"The piece, called 'A Bus Ride with Viktor Oban,' is about a conversation the Prime Minister had with Budapest Mayor István Tarlós while the two were touring the city on one of its new buses. During the conversation – which was captured on tape by reporters riding on the bus – Orbán and Tarlós mulled crafting a law to gain control of a landmark building across from the State Opera House known variously as the Ballet Institute and the Dreschler Palace, which is currently owned by a Portuguese firm. “Surely now is the time for the EU to act against an expropriation that is undermining one of the EU’s key principles: the rule of law,” Dempsey writes.
Left out of the article, and a related one on Hungarian Spectrum, are two rather important issues:
One is that the initial privatization of the building took place under extremely dubious circumstances under a previous Socialist-led local government. (It was originally sold by the District VI municipality to someone for just HUF 220 million – less than 3% of the price eventually paid by its current owner.) One could easily make an argument that, at least in moral terms, the building is stolen property.
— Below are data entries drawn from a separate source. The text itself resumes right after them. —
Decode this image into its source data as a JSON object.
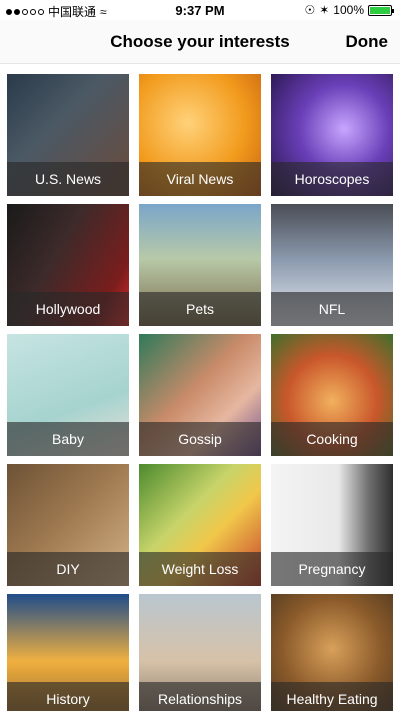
{
  "status_bar": {
    "carrier": "中国联通",
    "time": "9:37 PM",
    "battery": "100%",
    "battery_level": 1.0
  },
  "nav": {
    "title": "Choose your interests",
    "done_label": "Done"
  },
  "interests": [
    {
      "label": "U.S. News"
    },
    {
      "label": "Viral News"
    },
    {
      "label": "Horoscopes"
    },
    {
      "label": "Hollywood"
    },
    {
      "label": "Pets"
    },
    {
      "label": "NFL"
    },
    {
      "label": "Baby"
    },
    {
      "label": "Gossip"
    },
    {
      "label": "Cooking"
    },
    {
      "label": "DIY"
    },
    {
      "label": "Weight Loss"
    },
    {
      "label": "Pregnancy"
    },
    {
      "label": "History"
    },
    {
      "label": "Relationships"
    },
    {
      "label": "Healthy Eating"
    }
  ]
}
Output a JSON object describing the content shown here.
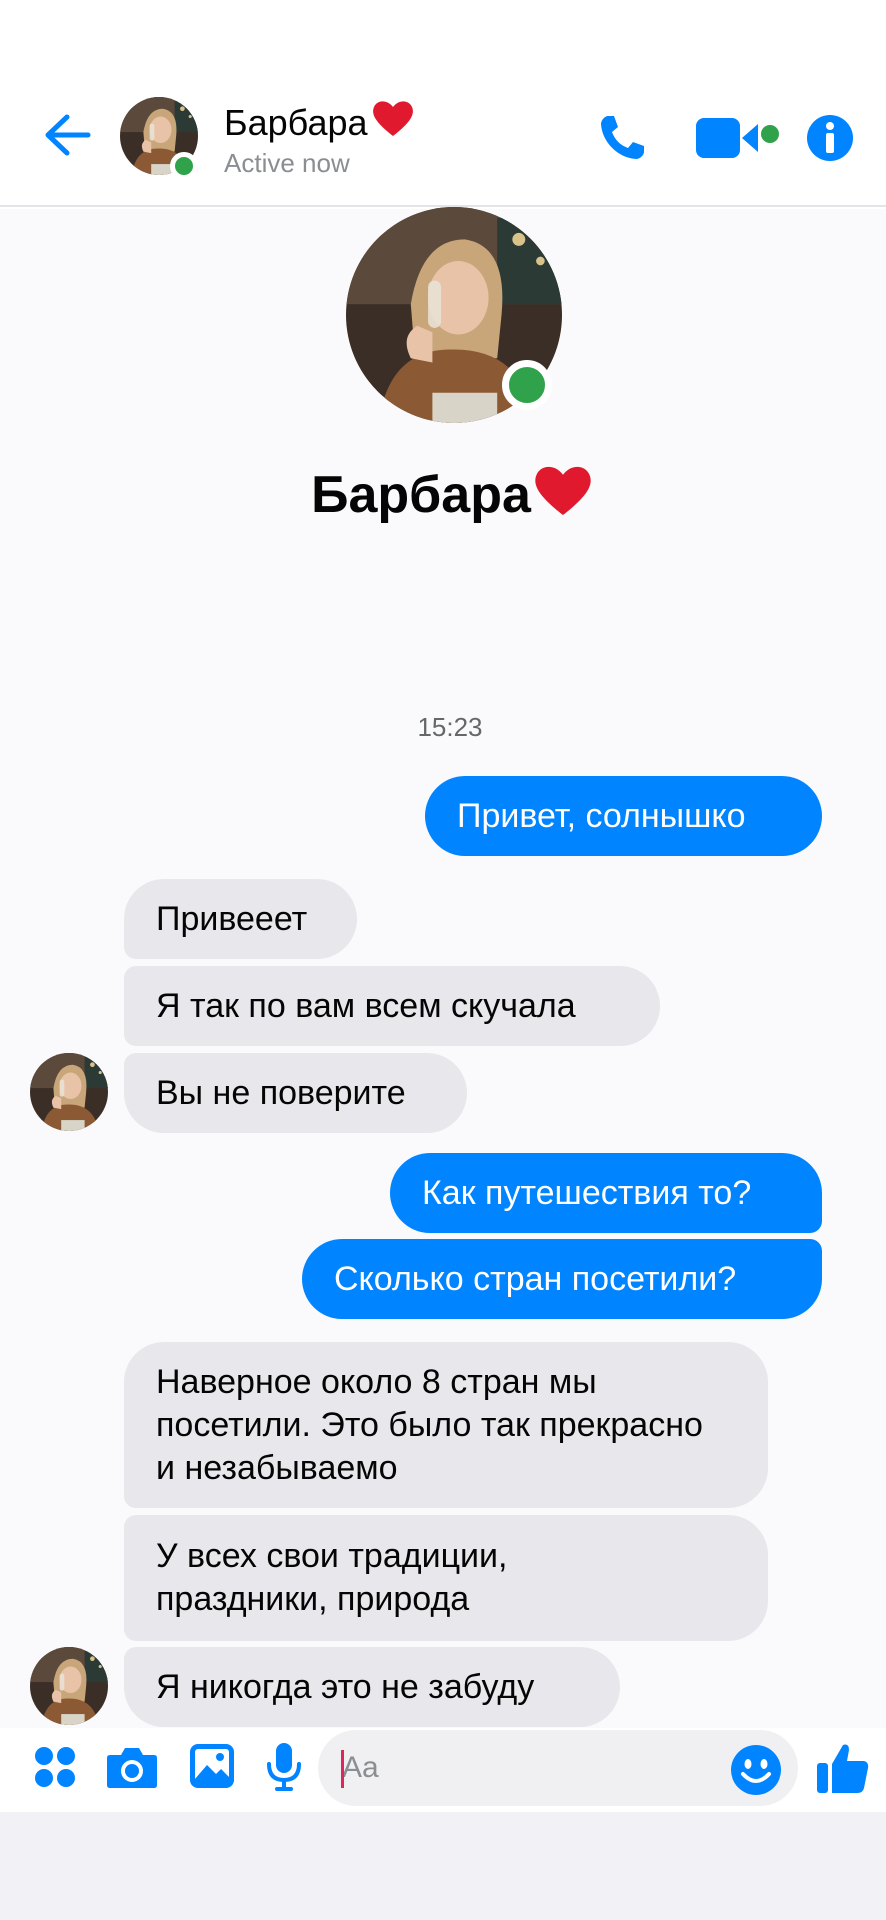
{
  "header": {
    "name": "Барбара",
    "name_emoji": "❤️",
    "status": "Active now"
  },
  "profile": {
    "name": "Барбара",
    "name_emoji": "❤️"
  },
  "timestamp": "15:23",
  "messages": [
    {
      "dir": "out",
      "text": "Привет, солнышко"
    },
    {
      "dir": "in",
      "text": "Привееет"
    },
    {
      "dir": "in",
      "text": "Я так по вам всем скучала"
    },
    {
      "dir": "in",
      "text": "Вы не поверите"
    },
    {
      "dir": "out",
      "text": "Как путешествия то?"
    },
    {
      "dir": "out",
      "text": "Сколько стран посетили?"
    },
    {
      "dir": "in",
      "text": "Наверное около 8 стран мы посетили.  Это было так прекрасно и незабываемо"
    },
    {
      "dir": "in",
      "text": "У всех свои традиции, праздники, природа"
    },
    {
      "dir": "in",
      "text": "Я никогда это не забуду"
    }
  ],
  "composer": {
    "placeholder": "Aa"
  },
  "colors": {
    "accent": "#0084ff",
    "online": "#31a24c",
    "incoming_bubble": "#e8e7ec"
  },
  "icons": [
    "back-arrow-icon",
    "phone-icon",
    "video-camera-icon",
    "info-icon",
    "apps-icon",
    "camera-icon",
    "image-icon",
    "microphone-icon",
    "emoji-icon",
    "thumbs-up-icon"
  ]
}
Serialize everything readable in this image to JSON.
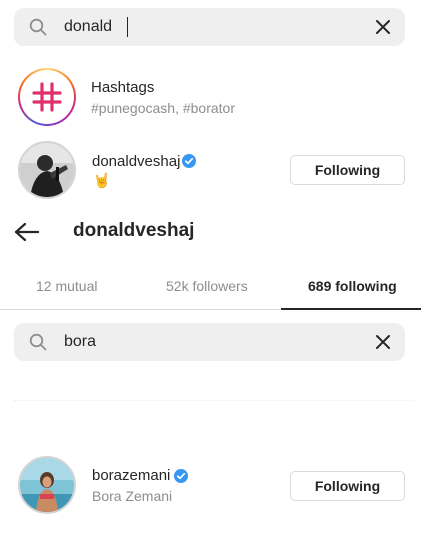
{
  "top_search": {
    "query": "donald"
  },
  "hashtags_row": {
    "title": "Hashtags",
    "subtitle": "#punegocash, #borator"
  },
  "donald_row": {
    "username": "donaldveshaj",
    "emoji": "🤘",
    "button_label": "Following"
  },
  "profile_header": {
    "title": "donaldveshaj"
  },
  "tabs": [
    {
      "label": "12 mutual",
      "active": false
    },
    {
      "label": "52k followers",
      "active": false
    },
    {
      "label": "689 following",
      "active": true
    }
  ],
  "list_search": {
    "query": "bora"
  },
  "bora_row": {
    "username": "borazemani",
    "full_name": "Bora Zemani",
    "button_label": "Following"
  },
  "colors": {
    "verified": "#3897f0",
    "hashtag": "#e1306c",
    "text_secondary": "#8e8e8e",
    "search_bg": "#efefef"
  },
  "icons": [
    "search-icon",
    "close-icon",
    "hashtag-icon",
    "verified-badge-icon",
    "back-arrow-icon"
  ]
}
Certainly, if Orbán & Co. went around selling historic state buildings for fillers on the forint to well-connected insiders I would expect little sympathy for anyone caught holding the bag following the next change of government.
More crucially, the piece fails to mention that the building has been sitting empty for more than a decade, and that it is routine for governments around the world to seek control of properties seen as contributing to urban blight. At no point did they discuss seizing the building without some form of compensation."